Here are four common fraud targets you should zero in on:
1. Academic credentials. Phrase some questions to determine whether the candidate really attended the schools listed.
"Is William Drew still teaching Marketing 101 at your school?"
If you made up the name and the person says, "Sure, he was my professor," you know you've got a liar on your hands.
2. Time gaps. Ask about intervals during which the applicant apparently did nothing. Compare dates to those referenced on the job application.
3. Claims of supervisory duties. Probe deeper when someone's resume says he or she has managed or supervised others. Ask, "How many people did you manage?" Don't be satisfied with a number. "When you say you 'supervised,' what did your duties involve? Did you assign work, evaluate employees, conduct reviews?"

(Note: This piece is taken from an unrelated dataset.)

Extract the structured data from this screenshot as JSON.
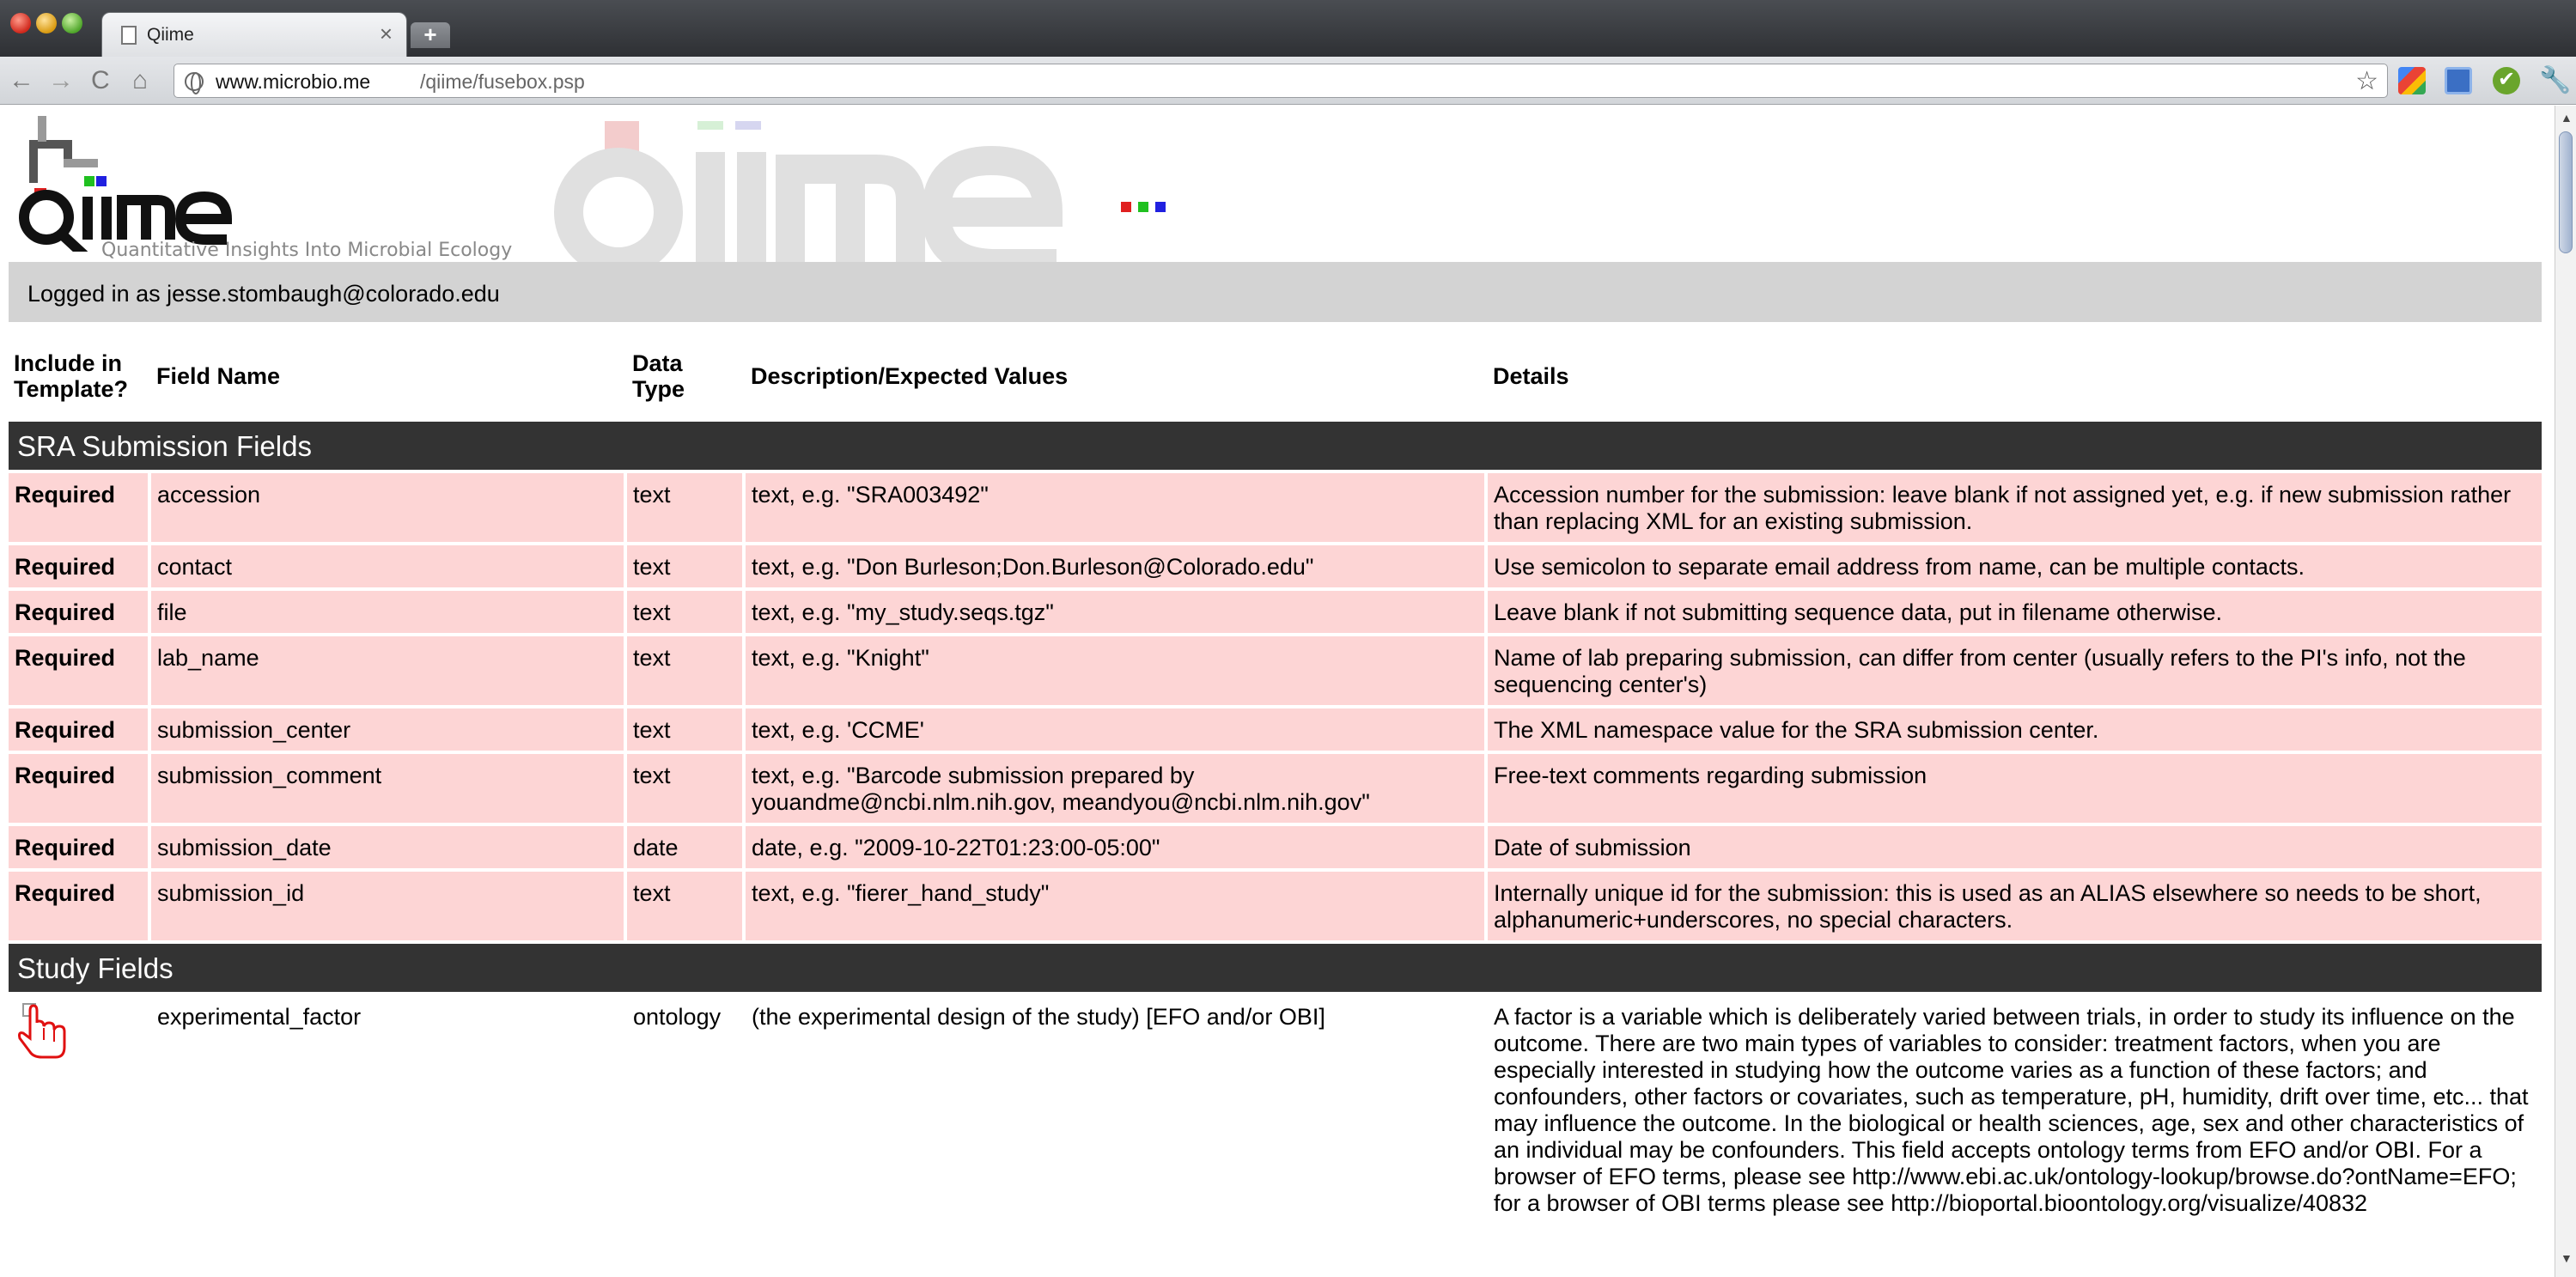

A true manager would have done all that, and more.
4. Claims of saving the company money or time. Resume comments like "made staffing change to cut clerical time" may mean the applicant trimmed a half-hour off his secretary's lunch hour. Follow up on such claims with questions such as, "How exactly were those savings realized?"
Also, probe deeper into claims that follow MBA words such as "reorganized," "restructured" and "implemented."